  14. stuie86


    May 9, 2003
    mckinney, tx
    ZOOM 506 II bass pedal

    i love it, its defently not for the stage, unless you make a habit of only using one effect per song. i like it cuase it comes with 36 pre programed effect.... BUT!!, you can mess with them all and make effects of your own and save them.
  15. hellboy


    Nov 5, 2002
    That's like complaining that your computer has too much RAM. You can put the presets you use next to each other.

    This, in fact, is one of the main advantages of multi-fx: you can hit the patch select switch once or twice and completely rewire your rig. Try doing that onstage with a conventional setup.

    Operative word being "cheapo". They do use expensive rack effects, because they can afford to.
  16. Why waste your time and energy with effets?

    I hate effects on bass.

    I don't mind them in the studio where they are in a controlled environment. A little chorus for definition and space! Live they blow!

  17. stuie86

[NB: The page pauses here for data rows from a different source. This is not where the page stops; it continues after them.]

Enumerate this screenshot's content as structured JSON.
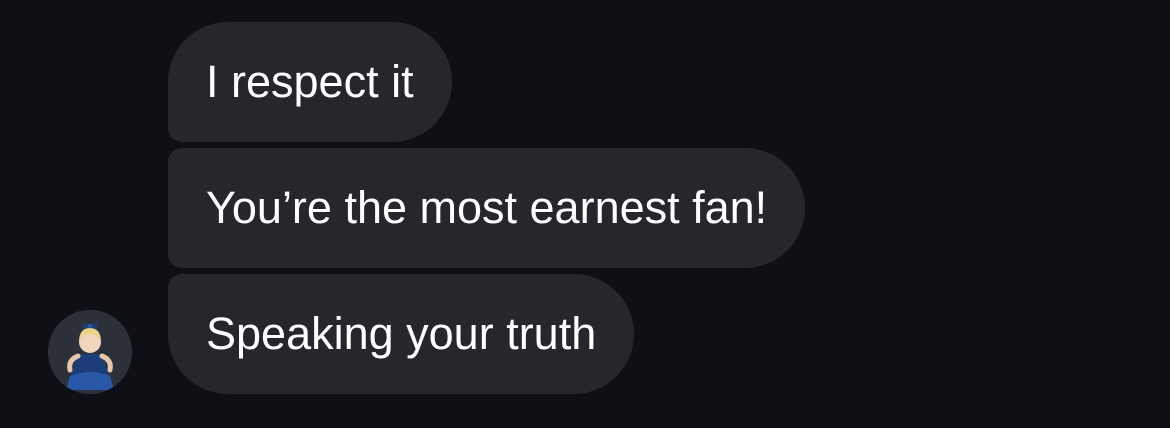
{
  "thread": {
    "messages": [
      {
        "text": "I respect it"
      },
      {
        "text": "You’re the most earnest fan!"
      },
      {
        "text": "Speaking your truth"
      }
    ],
    "sender_avatar": {
      "icon": "child-portrait-avatar"
    }
  },
  "colors": {
    "background": "#0e1016",
    "bubble": "#25272c",
    "text": "#ffffff"
  }
}
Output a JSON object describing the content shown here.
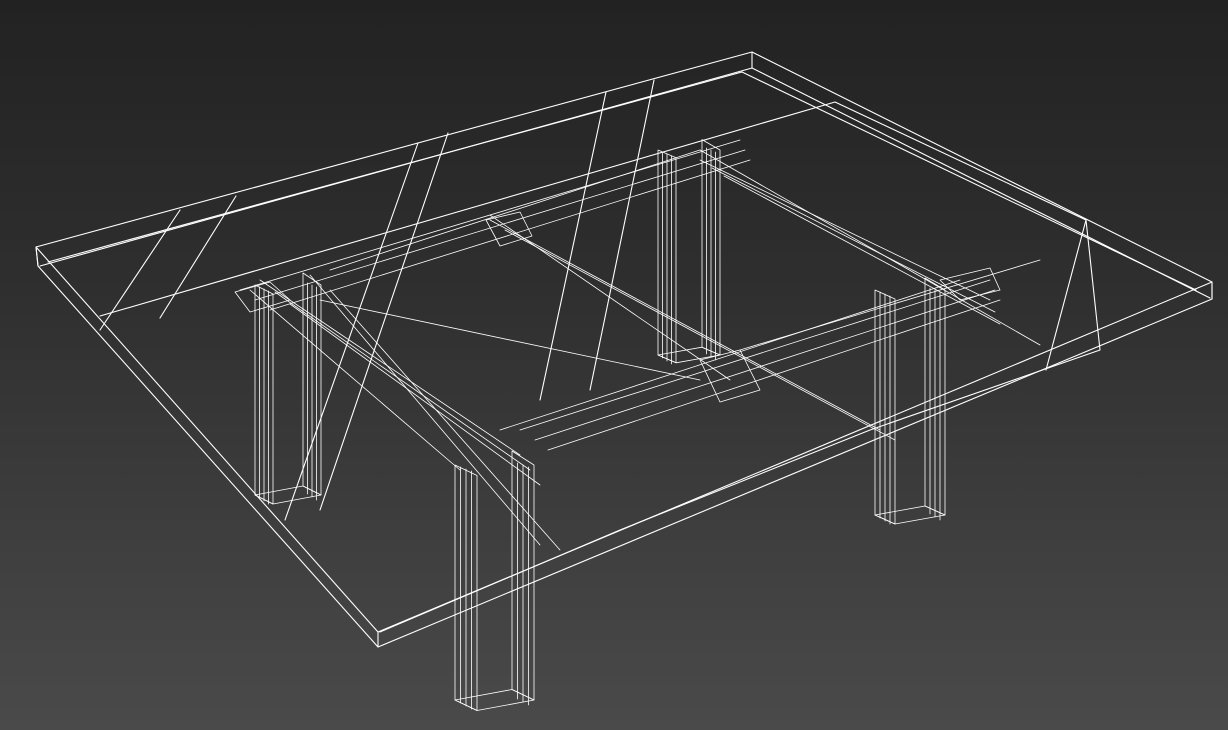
{
  "viewport": {
    "render_mode": "wireframe",
    "background_top_color": "#222222",
    "background_bottom_color": "#4a4a4a",
    "wire_color": "#ffffff"
  },
  "model": {
    "object": "table",
    "parts": [
      "tabletop",
      "frame-rail",
      "leg-front-left",
      "leg-front-right",
      "leg-back-left",
      "leg-back-right"
    ]
  }
}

    May 9, 2003
    mckinney, tx
    well treena, wasn't that mean spirited?

    ive heard plunty of live shows where the effects worked and sounded fine, so i dont know where your getting that from.

    but then again to each's own
  18. Jazz Ad

    Jazz Ad Mi la ré sol Gold Supporting Member Supporting Member

    Maybe you could consider not posting in the effect forum then ?
  19. I said I like them in the studio!

  20. Jazz Ad

    Jazz Ad Mi la ré sol Gold Supporting Member Supporting Member

    Boo !